I nodded, but the iron taste of fear was clutching the insides of my mouth. I swallowed and imagined blood. “Yes,” jumped out of my sour mouth before I could stop it. Exactly how alone I’d been for months floored me. I hadn’t even noticed the silence with my busy brain shouting all that time. I extended my right hand for hers; it was the acid test.
Her eyes glittered like marbles—a smoky blue that is nearly gray, bagged eyelids hooding them but exposing honesty. She shook my hand, and I was sure of the goodwill emanating between us. I whispered, “My name is Kylie Timmons, and you’re right, I needed to be by myself for a while.”
She became serious and squeezed my hand, “Good to actually meet you, Kylie. I’m Agnes Burley and my husband,” she looked through the narrow aisle toward the back of the store, “who is out back somewhere, is Walt. Your daddy and Walt were in the same grade. But I remember your family, Miss Kylie. I’ll tell you all about them.”
A wisp of unease floated through me, so I shivered. “The cottage has something to do with my family?” I cursed my one-track mind; a very nice woman was offering me information, and I was chewing, as my dad would say on the same old bone.
She nodded. Perhaps it hadn’t occurred to her that I would come without any information, “Oh, yes. The little houses, the grocery and the pond are all a part of your family history. Even the big house on the other side of the pond once belonged to your people. What have they been teaching you over there on the western shore?” She cackled out a little chuckle to show she was kidding. “Your father leased your cottage from us; we own a whole passel of places over there near the river and the pond.”

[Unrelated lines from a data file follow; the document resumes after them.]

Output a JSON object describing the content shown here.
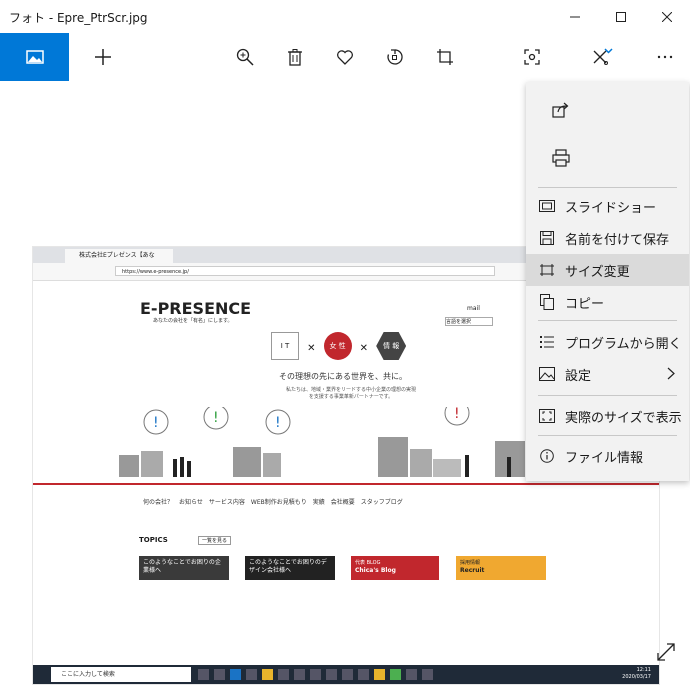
{
  "window": {
    "title": "フォト - Epre_PtrScr.jpg"
  },
  "menu": {
    "items": [
      {
        "label": "スライドショー",
        "icon": "slideshow-icon"
      },
      {
        "label": "名前を付けて保存",
        "icon": "save-icon"
      },
      {
        "label": "サイズ変更",
        "icon": "resize-icon"
      },
      {
        "label": "コピー",
        "icon": "copy-icon"
      },
      {
        "label": "プログラムから開く",
        "icon": "open-with-icon"
      },
      {
        "label": "設定",
        "icon": "settings-icon"
      },
      {
        "label": "実際のサイズで表示",
        "icon": "actual-size-icon"
      },
      {
        "label": "ファイル情報",
        "icon": "info-icon"
      }
    ]
  },
  "screenshot": {
    "tab_title": "株式会社Eプレゼンス【あな",
    "url": "https://www.e-presence.jp/",
    "logo": "E-PRESENCE",
    "logo_sub": "あなたの会社を「有名」にします。",
    "it_label": "I T",
    "female_label": "女 性",
    "info_label": "情 報",
    "tagline": "その理想の先にある世界を、共に。",
    "tagline2": "私たちは、地域・業界をリードする中小企業の理想の実現を支援する事業革新パートナーです。",
    "nav": "何の会社？　お知らせ　サービス内容　WEB制作お見積もり　実績　会社概要　スタッフブログ",
    "topics": "TOPICS",
    "topics_more": "一覧を見る",
    "card1": "このようなことでお困りの企業様へ",
    "card2": "このようなことでお困りのデザイン会社様へ",
    "card3_small": "代表 BLOG",
    "card3": "Chica's Blog",
    "card4_small": "採用情報",
    "card4": "Recruit",
    "taskbar_search": "ここに入力して検索",
    "clock_time": "12:11",
    "clock_date": "2020/03/17",
    "mail_label": "mail",
    "lang_select": "言語を選択"
  }
}
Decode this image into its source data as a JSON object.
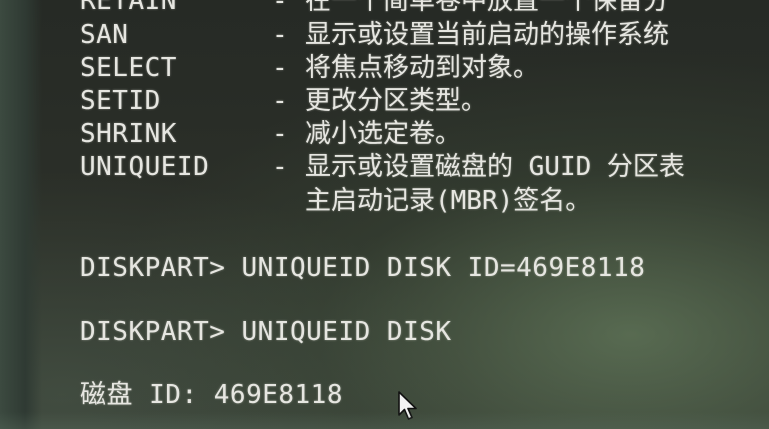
{
  "help_rows": [
    {
      "cmd": "RETAIN",
      "desc": "在一个简单卷中放置一个保留分"
    },
    {
      "cmd": "SAN",
      "desc": "显示或设置当前启动的操作系统"
    },
    {
      "cmd": "SELECT",
      "desc": "将焦点移动到对象。"
    },
    {
      "cmd": "SETID",
      "desc": "更改分区类型。"
    },
    {
      "cmd": "SHRINK",
      "desc": "减小选定卷。"
    },
    {
      "cmd": "UNIQUEID",
      "desc": "显示或设置磁盘的 GUID 分区表"
    }
  ],
  "help_continuation": "主启动记录(MBR)签名。",
  "separator": "-",
  "commands": [
    "DISKPART> UNIQUEID DISK ID=469E8118",
    "DISKPART> UNIQUEID DISK"
  ],
  "output": "磁盘 ID: 469E8118",
  "colors": {
    "text": "#e6e6e1",
    "background": "#2c302a"
  },
  "cursor_icon": "mouse-pointer-icon"
}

I smiled at the reference to the geography that now separated me from my old life in the city. The divide of the bridge spanning the Chesapeake Bay was wider than the few miles it traversed. On this side, I could live in the little cottage for months without anyone questioning my presence. The tenant who lived upstairs hadn’t even been introduced for a few weeks, and after three months, we only nodded coming and going.